In Klapprott v. United States, 335 U.S. 601, 614-15, 69 S.Ct. 384, 390-391, 93 L.Ed. 266 (1949), the Court held that Rule 60(b)(6), for all reasons except the five particularly specified in Rule 60(b)(1)-(5), "vests power in courts adequate to enable them to vacate judgments whenever such action is appropriate to accomplish justice." The denial of a Rule 60(b)(6) motion is a final order within the meaning of Federal Rules of Appellate Procedure 4(a), and is thus appealable. Browder v. Director, Ill. Dept. of Corrections, 434 U.S. at 263 n.7, 98 S.Ct. at 560 n.7. However, the filing of a Rule 60(b)(6) motion neither affects the finality of the original judgment nor tolls the time limit for taking an appeal from that judgment. Id.; Ellingsworth v. Chrysler, 665 F.2d 180, 183 (7th Cir. 1981); Needham v. White Laboratories, Inc., 639 F.2d 394, 397 n.4 (7th Cir. 1981), cert. denied, --- U.S. ----, 102 S.Ct. 427, 70 L.Ed.2d 237 (1981). Thus, a Rule 60(b)(6) motion does not bring up the underlying judgment for appellate review, and a ruling on such a motion is reviewable only for an abuse of discretion. Browder v. Director, Ill. Dept. of Corrections; Ellingsworth v. Chrysler; Ben Sager Chemicals International, Inc. v. E. Targosz & Co., 560 F.2d 805, 809 (7th Cir. 1977).
A grant of relief under the circumstances here will not violate the policy of preventing Rule 60(b)(6) from being used to circumvent the requirement of a timely notice of appeal. See Fox v. Brewer, 620 F.2d 177 (8th Cir. 1980); Oliver v. Home Indemnity Co., 470 F.2d 329 (5th Cir. 1972). Parisie can in no sense be said to have made a "free, calculated, deliberate" choice not to appeal from the summary judgment.
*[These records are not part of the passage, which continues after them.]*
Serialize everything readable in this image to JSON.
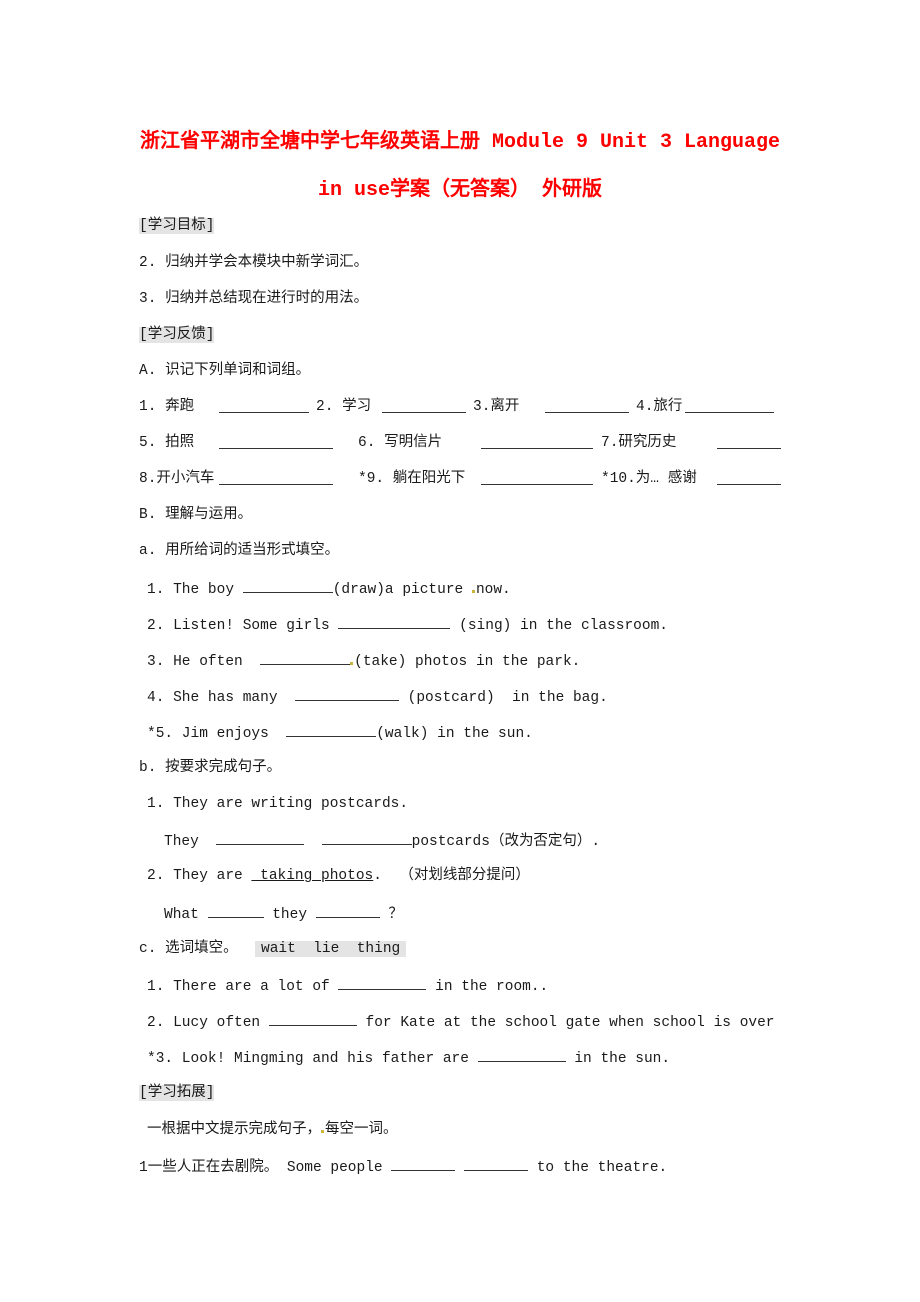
{
  "title": {
    "line1": "浙江省平湖市全塘中学七年级英语上册 Module 9 Unit 3 Language",
    "line2": "in use学案（无答案） 外研版"
  },
  "goals": {
    "header": "[学习目标]",
    "items": [
      "2. 归纳并学会本模块中新学词汇。",
      "3. 归纳并总结现在进行时的用法。"
    ]
  },
  "feedback": {
    "header": "[学习反馈]",
    "A": {
      "label": "A. 识记下列单词和词组。",
      "rows": [
        [
          {
            "n": "1. 奔跑"
          },
          {
            "n": "2. 学习"
          },
          {
            "n": "3.离开"
          },
          {
            "n": "4.旅行"
          }
        ],
        [
          {
            "n": "5. 拍照"
          },
          {
            "n": "6. 写明信片"
          },
          {
            "n": "7.研究历史"
          }
        ],
        [
          {
            "n": "8.开小汽车"
          },
          {
            "n": "*9. 躺在阳光下"
          },
          {
            "n": "*10.为… 感谢"
          }
        ]
      ]
    },
    "B": {
      "label": "B. 理解与运用。",
      "a": {
        "label": "a. 用所给词的适当形式填空。",
        "items": [
          {
            "pre": "1. The boy ",
            "post": "(draw)a picture ",
            "tail": "now."
          },
          {
            "pre": "2. Listen! Some girls ",
            "post": " (sing) in the classroom."
          },
          {
            "pre": "3. He often  ",
            "post": "(take) photos in the park."
          },
          {
            "pre": "4. She has many  ",
            "post": " (postcard)  in the bag."
          },
          {
            "pre": "*5. Jim enjoys  ",
            "post": "(walk) in the sun."
          }
        ]
      },
      "b": {
        "label": "b. 按要求完成句子。",
        "q1": {
          "sentence": "1. They are writing postcards.",
          "ans_pre": "They  ",
          "ans_post": "postcards（改为否定句）."
        },
        "q2": {
          "pre": "2. They are ",
          "underlined": " taking photos",
          "post": ".  （对划线部分提问）",
          "ans_pre": "What ",
          "ans_mid": " they ",
          "ans_post": " ？"
        }
      },
      "c": {
        "label": "c. 选词填空。",
        "words": "wait  lie  thing",
        "items": [
          {
            "pre": "1. There are a lot of ",
            "post": " in the room.."
          },
          {
            "pre": "2. Lucy often ",
            "post": " for Kate at the school gate when school is over"
          },
          {
            "pre": "*3. Look! Mingming and his father are ",
            "post": " in the sun."
          }
        ]
      }
    }
  },
  "extension": {
    "header": "[学习拓展]",
    "instruction_pre": "一根据中文提示完成句子，",
    "instruction_post": "每空一词。",
    "items": [
      {
        "pre": "1一些人正在去剧院。 Some people ",
        "post": " to the theatre."
      }
    ]
  }
}
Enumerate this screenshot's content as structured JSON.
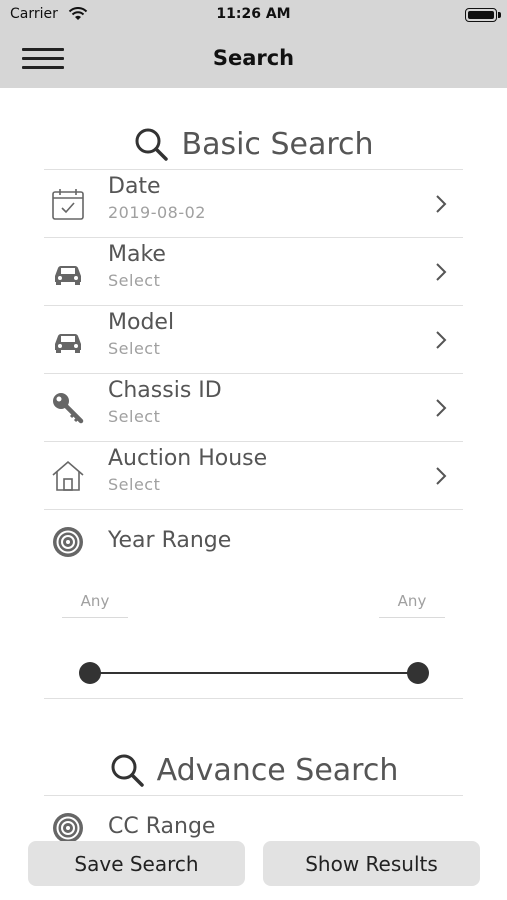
{
  "status_bar": {
    "carrier": "Carrier",
    "time": "11:26 AM"
  },
  "nav": {
    "title": "Search"
  },
  "basic_search": {
    "title": "Basic Search",
    "rows": [
      {
        "title": "Date",
        "value": "2019-08-02",
        "icon": "calendar-icon"
      },
      {
        "title": "Make",
        "value": "Select",
        "icon": "car-icon"
      },
      {
        "title": "Model",
        "value": "Select",
        "icon": "car-icon"
      },
      {
        "title": "Chassis ID",
        "value": "Select",
        "icon": "key-icon"
      },
      {
        "title": "Auction House",
        "value": "Select",
        "icon": "house-icon"
      }
    ],
    "year_range": {
      "label": "Year Range",
      "min_label": "Any",
      "max_label": "Any",
      "icon": "target-icon"
    }
  },
  "advance_search": {
    "title": "Advance Search",
    "cc_range": {
      "label": "CC Range",
      "icon": "target-icon"
    }
  },
  "buttons": {
    "save": "Save Search",
    "show": "Show Results"
  }
}
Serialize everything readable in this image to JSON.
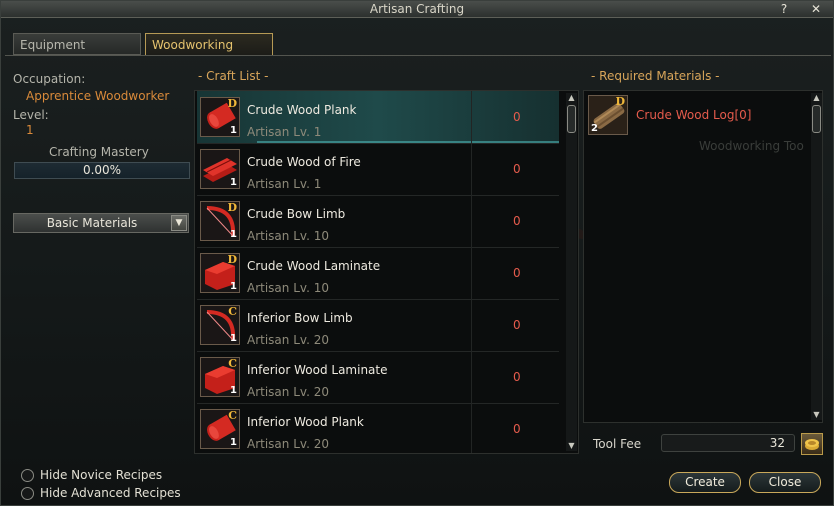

See Ackermann v. United States, 340 U.S. 193, 198, 71 S.Ct. 209, 211, 95 L.Ed. 207 (1950).
I conclude that the District Court abused its discretion in not considering and adjudicating Parisie's renewed constitutional due process claim through a reconsideration of the delinquent summary judgment.
Ordinarily, the cause should be remanded to the District Court for such a reconsideration in light of the pertinent authorities cited in the court's published decision herein. However, since we have the same record before us that would be before the District Court, and the parties have fully addressed us on the issue through the briefings, we should deem that judicial expediency and the furtherance of justice demand that we meet the issue and make a disposition now in the light of the pertinent authorities cited in the published decision.
I join in the majority's denial of Greer's petition for rehearing.
The Honorable William G. East, Senior United States District Judge for the District of Oregon, sitting by designation